Sunlight, especially during sunrise and sunset, greatly reduces drivers’ vision due to the light reflections. Light can be reflected off other vehicles’ window, buildings’ glass or shiny facades and other roadside structures; temporarily “blinding” drivers, and the effect is even more serious during wet conditions where more light is reflected by water.
Summer road trips are notorious for high-glare driving scenarios. Who leaves the beach until the sun starts to set? Driving home in the evening or an early start are prime opportunities for dangerous glare.
Most drivers adjust their driving in glare conditions, and are sensible enough to slow down when they are dazzled. However, when the road turns sharply or glare appears unexpectedly from behind trees or buildings, some drivers still try to pass in low sunlight or twilight conditions, and when coincided with rush hour, there can be disastrous consequences.
Guidelines for Sunny Day Driving
- Keep the inside and the outside of your windshield clean, and free from any cracks and dings.
- Ensure you leave enough space between yourself and other drivers, and if blinded, slow down immediately.
- Keep your headlights on, so other drivers who may be experiencing the effects of glare have a better chance of seeing you. It’s common sense to anticipate the effects of glare on you as well as other drivers.
- Use techniques to block the direct sun installing window film in your vehicle. Installing Sunstrips are a really easy way to reduce or eliminate head-on glare through the windshield. Sunroofs can be equally culpable in excessive glare, and since they are so small, it is a very inexpensive problem to get out in front of. The rest of your windows contribute to glare as well and it is easily managed with the right combination of products.
A Note for Pedestrians
Whether you are jogging or walking, you are twice as likely to be killed or seriously injured in road accidents if you have your back to the vehicles.
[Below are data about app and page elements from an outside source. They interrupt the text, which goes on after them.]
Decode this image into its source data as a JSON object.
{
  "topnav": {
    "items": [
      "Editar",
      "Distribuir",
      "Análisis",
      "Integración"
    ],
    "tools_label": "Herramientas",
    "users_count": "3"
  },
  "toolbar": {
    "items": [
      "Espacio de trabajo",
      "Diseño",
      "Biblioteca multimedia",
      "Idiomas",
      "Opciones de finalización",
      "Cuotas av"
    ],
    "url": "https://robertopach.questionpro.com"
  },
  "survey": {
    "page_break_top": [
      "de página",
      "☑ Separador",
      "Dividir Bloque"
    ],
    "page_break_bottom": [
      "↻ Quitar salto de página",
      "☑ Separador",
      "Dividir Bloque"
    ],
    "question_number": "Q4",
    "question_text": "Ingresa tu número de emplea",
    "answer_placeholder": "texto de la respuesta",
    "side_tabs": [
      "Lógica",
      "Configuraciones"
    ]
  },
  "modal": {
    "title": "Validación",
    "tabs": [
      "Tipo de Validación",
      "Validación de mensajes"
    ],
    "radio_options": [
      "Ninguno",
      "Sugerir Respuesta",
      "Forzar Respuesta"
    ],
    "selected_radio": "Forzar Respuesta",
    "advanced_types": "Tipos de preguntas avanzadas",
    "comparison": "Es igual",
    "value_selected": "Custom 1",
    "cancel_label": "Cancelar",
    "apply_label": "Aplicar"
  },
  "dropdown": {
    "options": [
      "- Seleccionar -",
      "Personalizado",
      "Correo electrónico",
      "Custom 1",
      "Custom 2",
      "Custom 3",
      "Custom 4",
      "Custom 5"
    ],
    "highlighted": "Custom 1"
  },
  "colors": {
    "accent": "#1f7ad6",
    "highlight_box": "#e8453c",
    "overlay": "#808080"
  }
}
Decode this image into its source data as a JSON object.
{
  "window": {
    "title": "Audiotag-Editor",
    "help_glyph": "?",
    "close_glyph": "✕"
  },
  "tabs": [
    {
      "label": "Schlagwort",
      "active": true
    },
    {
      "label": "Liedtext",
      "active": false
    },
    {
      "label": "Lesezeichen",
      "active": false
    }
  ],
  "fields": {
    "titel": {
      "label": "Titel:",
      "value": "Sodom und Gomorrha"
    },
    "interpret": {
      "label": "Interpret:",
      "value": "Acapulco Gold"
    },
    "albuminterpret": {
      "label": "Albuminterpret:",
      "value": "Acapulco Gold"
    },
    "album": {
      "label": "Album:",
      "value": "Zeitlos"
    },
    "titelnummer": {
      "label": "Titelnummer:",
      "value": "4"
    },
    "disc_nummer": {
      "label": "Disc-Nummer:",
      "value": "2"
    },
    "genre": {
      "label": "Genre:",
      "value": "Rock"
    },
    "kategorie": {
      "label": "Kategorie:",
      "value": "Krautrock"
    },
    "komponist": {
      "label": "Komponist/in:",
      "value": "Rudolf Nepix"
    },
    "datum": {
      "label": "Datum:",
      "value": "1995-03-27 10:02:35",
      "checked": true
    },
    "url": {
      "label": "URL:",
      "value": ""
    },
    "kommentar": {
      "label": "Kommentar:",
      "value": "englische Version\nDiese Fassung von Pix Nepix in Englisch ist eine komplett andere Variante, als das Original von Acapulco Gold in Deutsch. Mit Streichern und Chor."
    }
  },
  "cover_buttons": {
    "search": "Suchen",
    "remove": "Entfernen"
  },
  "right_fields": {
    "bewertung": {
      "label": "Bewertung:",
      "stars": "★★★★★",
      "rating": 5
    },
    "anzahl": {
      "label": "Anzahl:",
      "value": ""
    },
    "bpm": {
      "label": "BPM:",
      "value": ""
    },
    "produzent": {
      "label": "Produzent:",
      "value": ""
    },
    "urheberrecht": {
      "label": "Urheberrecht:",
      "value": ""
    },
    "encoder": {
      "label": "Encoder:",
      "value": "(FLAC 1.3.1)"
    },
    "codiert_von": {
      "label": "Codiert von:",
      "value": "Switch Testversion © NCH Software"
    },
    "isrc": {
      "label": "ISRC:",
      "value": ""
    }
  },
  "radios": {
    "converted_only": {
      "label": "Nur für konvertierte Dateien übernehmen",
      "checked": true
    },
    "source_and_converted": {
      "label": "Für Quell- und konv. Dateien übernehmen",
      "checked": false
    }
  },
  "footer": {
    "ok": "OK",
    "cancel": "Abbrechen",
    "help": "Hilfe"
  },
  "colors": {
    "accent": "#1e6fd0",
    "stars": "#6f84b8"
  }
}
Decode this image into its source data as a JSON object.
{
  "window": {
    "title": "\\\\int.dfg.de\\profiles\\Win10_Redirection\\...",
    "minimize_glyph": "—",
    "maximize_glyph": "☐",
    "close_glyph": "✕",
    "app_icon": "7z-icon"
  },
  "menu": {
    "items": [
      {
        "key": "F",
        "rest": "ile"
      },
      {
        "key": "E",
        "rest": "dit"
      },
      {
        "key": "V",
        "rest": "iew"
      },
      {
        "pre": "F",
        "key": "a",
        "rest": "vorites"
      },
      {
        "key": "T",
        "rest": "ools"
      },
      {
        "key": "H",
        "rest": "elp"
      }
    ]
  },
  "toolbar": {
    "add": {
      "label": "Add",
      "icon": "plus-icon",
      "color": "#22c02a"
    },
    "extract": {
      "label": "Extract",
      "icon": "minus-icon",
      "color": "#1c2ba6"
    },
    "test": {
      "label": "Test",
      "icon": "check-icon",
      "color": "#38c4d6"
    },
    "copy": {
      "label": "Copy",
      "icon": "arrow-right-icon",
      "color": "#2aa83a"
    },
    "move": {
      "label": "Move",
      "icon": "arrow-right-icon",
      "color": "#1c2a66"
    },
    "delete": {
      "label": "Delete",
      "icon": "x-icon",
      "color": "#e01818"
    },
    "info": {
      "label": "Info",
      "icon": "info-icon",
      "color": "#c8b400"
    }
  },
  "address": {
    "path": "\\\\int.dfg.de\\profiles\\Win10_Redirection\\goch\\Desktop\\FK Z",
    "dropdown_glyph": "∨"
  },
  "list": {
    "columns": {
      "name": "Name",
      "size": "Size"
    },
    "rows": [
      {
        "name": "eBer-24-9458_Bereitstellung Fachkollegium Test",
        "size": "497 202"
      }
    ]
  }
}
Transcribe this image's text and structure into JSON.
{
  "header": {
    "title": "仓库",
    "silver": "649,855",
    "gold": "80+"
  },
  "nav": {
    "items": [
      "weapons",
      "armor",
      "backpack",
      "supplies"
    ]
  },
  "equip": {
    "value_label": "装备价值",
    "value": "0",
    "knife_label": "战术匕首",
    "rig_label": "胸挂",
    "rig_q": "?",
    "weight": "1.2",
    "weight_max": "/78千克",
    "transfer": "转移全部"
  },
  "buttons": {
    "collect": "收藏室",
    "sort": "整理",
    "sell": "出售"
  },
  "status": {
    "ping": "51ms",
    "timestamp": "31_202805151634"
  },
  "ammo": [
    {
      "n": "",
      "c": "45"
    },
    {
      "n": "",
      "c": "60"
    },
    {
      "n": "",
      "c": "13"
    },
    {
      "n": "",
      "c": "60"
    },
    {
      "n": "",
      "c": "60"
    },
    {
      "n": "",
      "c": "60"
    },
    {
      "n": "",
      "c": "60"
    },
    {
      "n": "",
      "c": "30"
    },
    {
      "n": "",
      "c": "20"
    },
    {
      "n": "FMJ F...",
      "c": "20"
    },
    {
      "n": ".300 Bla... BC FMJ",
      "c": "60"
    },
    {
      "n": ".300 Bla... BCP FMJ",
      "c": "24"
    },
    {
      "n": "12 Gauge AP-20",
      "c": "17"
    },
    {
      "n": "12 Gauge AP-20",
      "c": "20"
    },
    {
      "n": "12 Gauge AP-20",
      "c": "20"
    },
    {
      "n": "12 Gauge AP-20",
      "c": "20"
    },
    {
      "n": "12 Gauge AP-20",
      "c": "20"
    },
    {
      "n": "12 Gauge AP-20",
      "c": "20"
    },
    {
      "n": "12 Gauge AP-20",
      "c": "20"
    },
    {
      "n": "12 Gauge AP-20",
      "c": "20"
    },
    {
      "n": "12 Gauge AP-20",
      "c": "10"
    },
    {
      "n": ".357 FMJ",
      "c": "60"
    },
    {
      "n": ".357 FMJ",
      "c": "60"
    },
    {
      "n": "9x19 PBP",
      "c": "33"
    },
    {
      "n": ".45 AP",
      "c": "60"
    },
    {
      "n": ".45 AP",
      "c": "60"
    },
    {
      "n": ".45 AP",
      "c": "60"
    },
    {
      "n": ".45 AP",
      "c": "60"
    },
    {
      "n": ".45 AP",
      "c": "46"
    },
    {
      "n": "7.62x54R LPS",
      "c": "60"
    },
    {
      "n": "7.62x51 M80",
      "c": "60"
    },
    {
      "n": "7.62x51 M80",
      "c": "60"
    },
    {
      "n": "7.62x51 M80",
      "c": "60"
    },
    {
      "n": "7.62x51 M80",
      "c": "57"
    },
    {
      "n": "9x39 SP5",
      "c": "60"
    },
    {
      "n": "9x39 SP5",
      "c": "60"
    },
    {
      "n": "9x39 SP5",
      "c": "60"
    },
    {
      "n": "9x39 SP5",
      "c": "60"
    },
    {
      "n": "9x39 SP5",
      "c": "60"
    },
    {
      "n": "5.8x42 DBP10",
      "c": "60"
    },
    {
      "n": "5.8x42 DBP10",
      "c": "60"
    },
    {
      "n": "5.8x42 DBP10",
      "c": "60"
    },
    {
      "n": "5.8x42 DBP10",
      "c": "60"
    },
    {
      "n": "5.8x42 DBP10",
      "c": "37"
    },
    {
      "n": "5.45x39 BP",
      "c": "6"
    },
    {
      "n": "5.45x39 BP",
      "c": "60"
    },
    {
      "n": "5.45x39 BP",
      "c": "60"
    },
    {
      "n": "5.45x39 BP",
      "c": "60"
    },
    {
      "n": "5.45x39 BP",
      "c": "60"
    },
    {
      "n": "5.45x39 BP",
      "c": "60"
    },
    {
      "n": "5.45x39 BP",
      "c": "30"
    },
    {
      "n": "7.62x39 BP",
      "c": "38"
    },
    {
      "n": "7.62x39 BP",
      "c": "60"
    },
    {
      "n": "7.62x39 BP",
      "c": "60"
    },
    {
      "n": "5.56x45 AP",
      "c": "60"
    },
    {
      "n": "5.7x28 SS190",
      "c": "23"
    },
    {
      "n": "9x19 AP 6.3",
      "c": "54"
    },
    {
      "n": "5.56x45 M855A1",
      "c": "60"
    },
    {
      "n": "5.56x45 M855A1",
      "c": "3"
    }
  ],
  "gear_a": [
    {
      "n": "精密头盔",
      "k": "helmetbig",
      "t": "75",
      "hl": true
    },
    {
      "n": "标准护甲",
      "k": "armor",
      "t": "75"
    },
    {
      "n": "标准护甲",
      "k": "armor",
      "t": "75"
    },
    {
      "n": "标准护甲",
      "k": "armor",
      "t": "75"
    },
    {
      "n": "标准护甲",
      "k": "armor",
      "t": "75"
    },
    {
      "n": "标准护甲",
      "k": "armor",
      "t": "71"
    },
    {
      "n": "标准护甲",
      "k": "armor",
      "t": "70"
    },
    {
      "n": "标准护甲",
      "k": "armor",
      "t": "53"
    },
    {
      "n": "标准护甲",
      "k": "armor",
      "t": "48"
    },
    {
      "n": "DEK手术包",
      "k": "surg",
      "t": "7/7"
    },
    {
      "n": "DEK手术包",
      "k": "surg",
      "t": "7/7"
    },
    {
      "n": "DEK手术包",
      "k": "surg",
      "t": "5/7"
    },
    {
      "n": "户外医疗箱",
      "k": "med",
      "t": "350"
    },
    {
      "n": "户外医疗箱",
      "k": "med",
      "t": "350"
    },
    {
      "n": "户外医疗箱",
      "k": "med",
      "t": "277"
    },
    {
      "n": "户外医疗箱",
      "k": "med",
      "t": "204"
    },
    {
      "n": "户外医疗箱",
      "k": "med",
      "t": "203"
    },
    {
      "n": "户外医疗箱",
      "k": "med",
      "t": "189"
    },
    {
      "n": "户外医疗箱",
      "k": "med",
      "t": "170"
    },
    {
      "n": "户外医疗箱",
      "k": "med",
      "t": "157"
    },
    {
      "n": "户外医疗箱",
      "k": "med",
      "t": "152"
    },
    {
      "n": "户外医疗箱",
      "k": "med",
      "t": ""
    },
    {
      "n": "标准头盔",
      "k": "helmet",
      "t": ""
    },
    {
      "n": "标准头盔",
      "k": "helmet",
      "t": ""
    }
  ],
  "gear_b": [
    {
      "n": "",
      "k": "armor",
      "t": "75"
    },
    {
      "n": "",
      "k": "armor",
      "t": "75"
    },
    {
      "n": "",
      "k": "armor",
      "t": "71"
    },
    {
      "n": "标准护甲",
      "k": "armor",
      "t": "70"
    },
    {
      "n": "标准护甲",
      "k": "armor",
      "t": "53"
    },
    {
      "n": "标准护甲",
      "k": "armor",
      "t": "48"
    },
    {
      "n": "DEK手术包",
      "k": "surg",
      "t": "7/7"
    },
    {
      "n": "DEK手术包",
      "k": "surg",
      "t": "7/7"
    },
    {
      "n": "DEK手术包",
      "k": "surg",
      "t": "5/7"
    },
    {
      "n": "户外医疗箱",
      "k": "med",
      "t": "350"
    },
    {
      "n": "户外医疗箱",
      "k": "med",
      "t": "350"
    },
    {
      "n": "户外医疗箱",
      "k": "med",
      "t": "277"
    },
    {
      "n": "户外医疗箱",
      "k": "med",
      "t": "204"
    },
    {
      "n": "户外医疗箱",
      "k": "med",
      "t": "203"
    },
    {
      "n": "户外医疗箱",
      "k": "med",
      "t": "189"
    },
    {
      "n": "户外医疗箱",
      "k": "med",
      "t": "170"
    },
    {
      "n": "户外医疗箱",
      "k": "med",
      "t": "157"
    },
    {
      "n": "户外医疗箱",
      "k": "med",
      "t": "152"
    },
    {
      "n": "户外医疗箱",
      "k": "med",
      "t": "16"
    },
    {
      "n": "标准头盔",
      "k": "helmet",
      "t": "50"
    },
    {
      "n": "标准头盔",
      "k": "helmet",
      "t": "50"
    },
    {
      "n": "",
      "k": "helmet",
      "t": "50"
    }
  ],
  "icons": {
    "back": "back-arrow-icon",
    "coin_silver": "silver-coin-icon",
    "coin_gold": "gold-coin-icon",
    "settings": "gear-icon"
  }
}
Facing the oncoming traffic allows you to see traffic patterns, and possibly get out of the way of a wayward vehicle.